“If I can’t make it to your birthday,” Elliot admits as Ames crumples into him, “I want you to know that I will be spending every day that I’m away thinking of you.” Her response is a sad noise of acceptance.

After she’s wound down, crying less violently, she feels guilty. She turns to Marthe, tries to reposition herself to reach out, to be taken. “I’m sorry Mom,” she says, knowing that she still might not understand what happened, her mother isn’t at fault.

Marthe breaks free from Wright gently and crosses the short steps to her daughter. She kneels, leans in for a hug but doesn’t yet lift Ames away. “It’s okay,” she says softly. “It’s confusing, and I’ll try to fix it.” her teary eyes meet Elliot’s, thankful, embarrassed, conveying as much as she can. Thanks for not leaving her in the spotlight. Chagrined to have gone so far and so long out of her way to make everyone so unhappy. The eyes of someone who isn’t thinking about the existential crisis she had. The eyes Elliot can recognize, so like his own, as she lets the truth bend in her mind, fall away, again and again.

Elliot gives Ames one last squeeze before untangling his arms from her and Marthe’s. Ames is lifted away, wrapped into a carrying embrace. Ames quickly and silently holds her arms out past Marthe toward Wright, who gladly hugs them both before taking their daughter for a goodbye of her own.

Marthe takes the moment of freedom to wipe away tears from her face, then reaches for Elliot’s hand. He offers it gladly and she takes it, squeezes it firmly. Then, as though she doesn’t know why there was ever so much distance, steps in to embrace him. A fugitive tear soaks into the fabric of his shirt. “Come back,” she whispers. For all of them.

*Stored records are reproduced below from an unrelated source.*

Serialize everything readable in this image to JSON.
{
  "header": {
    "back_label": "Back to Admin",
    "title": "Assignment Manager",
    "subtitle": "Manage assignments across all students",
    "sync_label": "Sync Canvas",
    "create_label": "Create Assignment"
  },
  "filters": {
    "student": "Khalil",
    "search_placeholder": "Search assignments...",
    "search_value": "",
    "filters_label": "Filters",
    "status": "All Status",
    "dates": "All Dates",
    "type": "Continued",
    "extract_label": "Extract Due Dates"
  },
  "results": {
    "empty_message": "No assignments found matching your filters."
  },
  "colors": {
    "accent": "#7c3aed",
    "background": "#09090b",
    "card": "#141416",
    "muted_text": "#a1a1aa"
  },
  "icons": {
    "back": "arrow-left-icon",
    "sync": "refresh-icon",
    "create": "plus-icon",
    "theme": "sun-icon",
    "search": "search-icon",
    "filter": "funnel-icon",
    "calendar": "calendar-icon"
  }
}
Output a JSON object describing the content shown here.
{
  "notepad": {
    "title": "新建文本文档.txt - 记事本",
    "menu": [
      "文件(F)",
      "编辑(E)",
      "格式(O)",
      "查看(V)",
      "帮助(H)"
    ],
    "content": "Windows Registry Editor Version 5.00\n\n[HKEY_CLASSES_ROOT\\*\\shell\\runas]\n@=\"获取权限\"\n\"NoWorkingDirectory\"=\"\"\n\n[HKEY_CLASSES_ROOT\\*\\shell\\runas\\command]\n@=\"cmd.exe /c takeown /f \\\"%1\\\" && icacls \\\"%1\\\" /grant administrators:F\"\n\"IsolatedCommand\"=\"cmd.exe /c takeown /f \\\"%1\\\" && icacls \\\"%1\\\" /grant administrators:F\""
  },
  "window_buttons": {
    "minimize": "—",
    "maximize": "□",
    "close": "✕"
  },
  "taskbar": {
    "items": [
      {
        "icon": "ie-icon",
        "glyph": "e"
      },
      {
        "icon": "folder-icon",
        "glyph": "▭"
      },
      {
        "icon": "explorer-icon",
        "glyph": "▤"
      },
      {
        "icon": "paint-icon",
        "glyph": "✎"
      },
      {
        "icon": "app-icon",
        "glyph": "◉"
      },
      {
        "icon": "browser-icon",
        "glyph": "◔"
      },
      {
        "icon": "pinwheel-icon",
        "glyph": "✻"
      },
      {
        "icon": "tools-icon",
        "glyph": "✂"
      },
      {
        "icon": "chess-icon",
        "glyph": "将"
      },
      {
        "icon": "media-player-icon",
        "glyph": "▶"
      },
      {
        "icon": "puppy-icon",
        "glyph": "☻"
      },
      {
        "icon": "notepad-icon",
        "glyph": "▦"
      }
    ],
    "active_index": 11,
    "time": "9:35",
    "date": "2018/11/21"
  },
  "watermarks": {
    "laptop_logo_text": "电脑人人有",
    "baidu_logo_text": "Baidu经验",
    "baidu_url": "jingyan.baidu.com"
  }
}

Elliot rests his arms around her gently, the comfortable hug of earlier, simpler days. If she slides back from this point, into the suspicion, the distrust, the horror, at least they have this moment as the last touch point. Something he can, even in that unhappy scenario, work them back toward.

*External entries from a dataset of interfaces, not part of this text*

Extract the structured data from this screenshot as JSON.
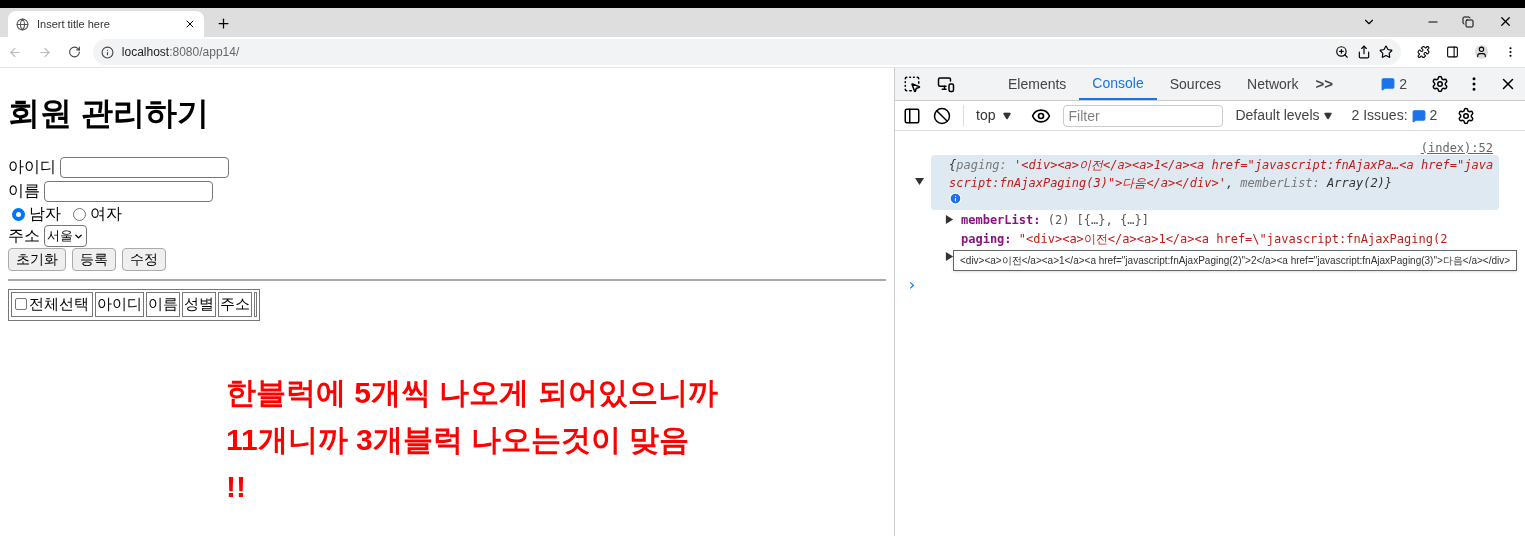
{
  "browser": {
    "tab_title": "Insert title here",
    "url_host": "localhost",
    "url_rest": ":8080/app14/"
  },
  "page": {
    "heading": "회원 관리하기",
    "fields": [
      {
        "label": "아이디"
      },
      {
        "label": "이름"
      }
    ],
    "gender": [
      {
        "label": "남자",
        "selected": true
      },
      {
        "label": "여자",
        "selected": false
      }
    ],
    "address": {
      "label": "주소",
      "value": "서울"
    },
    "buttons": [
      "초기화",
      "등록",
      "수정"
    ],
    "table": {
      "select_all": {
        "label": "전체선택",
        "checked": false
      },
      "columns": [
        "아이디",
        "이름",
        "성별",
        "주소"
      ]
    },
    "annotation": [
      "한블럭에 5개씩 나오게 되어있으니까",
      "11개니까 3개블럭 나오는것이 맞음",
      "!!"
    ]
  },
  "devtools": {
    "tabs": [
      {
        "label": "Elements",
        "selected": false
      },
      {
        "label": "Console",
        "selected": true
      },
      {
        "label": "Sources",
        "selected": false
      },
      {
        "label": "Network",
        "selected": false
      }
    ],
    "overflow": ">>",
    "messages_count": "2",
    "context": "top",
    "filter_placeholder": "Filter",
    "levels": "Default levels",
    "issues_label": "2 Issues:",
    "issues_count": "2",
    "log": {
      "source": "(index):52",
      "expanded": true,
      "summary": [
        {
          "kind": "punct",
          "text": "{"
        },
        {
          "kind": "key",
          "text": "paging: "
        },
        {
          "kind": "string",
          "text": "'<div><a>이전</a><a>1</a><a href=\"javascript:fnAjaxPa…<a href=\"javascript:fnAjaxPaging(3)\">다음</a></div>'"
        },
        {
          "kind": "punct",
          "text": ", "
        },
        {
          "kind": "key",
          "text": "memberList: "
        },
        {
          "kind": "plain",
          "text": "Array(2)}"
        }
      ],
      "properties": [
        {
          "key": "memberList:",
          "value": "(2) [{…}, {…}]",
          "kind": "plain",
          "expandable": true
        },
        {
          "key": "paging:",
          "value": "\"<div><a>이전</a><a>1</a><a href=\\\"javascript:fnAjaxPaging(2",
          "kind": "string",
          "expandable": false
        }
      ],
      "tooltip": "<div><a>이전</a><a>1</a><a href=\"javascript:fnAjaxPaging(2)\">2</a><a href=\"javascript:fnAjaxPaging(3)\">다음</a></div>"
    },
    "prompt": "›"
  }
}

“I will,” he promises, more determination than surety. “I’m so sorry.” Again. Always will be. She nods, accepts it, lets go.

Their journey from the apartment, down the stairs, into the waiting car is shrouded in muddled tones and sounds as though they’re underwater. Nestled in the car they fluctuate between grief, hope, relief and guilt in equal measure. No need to identify who is feeling what, experiencing it all together, fingers interlaced. Wright with her head on Elliot’s shoulder. Elliot with his fingers pinched at the bridge of his nose to keep away tears, barely successful. A control Wright doesn’t see a need for, sniffling quietly as they go away, leaving family behind.

As Elliot goes away forever.

Unless otherwise stated, the content of this page is licensed under Creative Commons Attribution-ShareAlike 3.0 License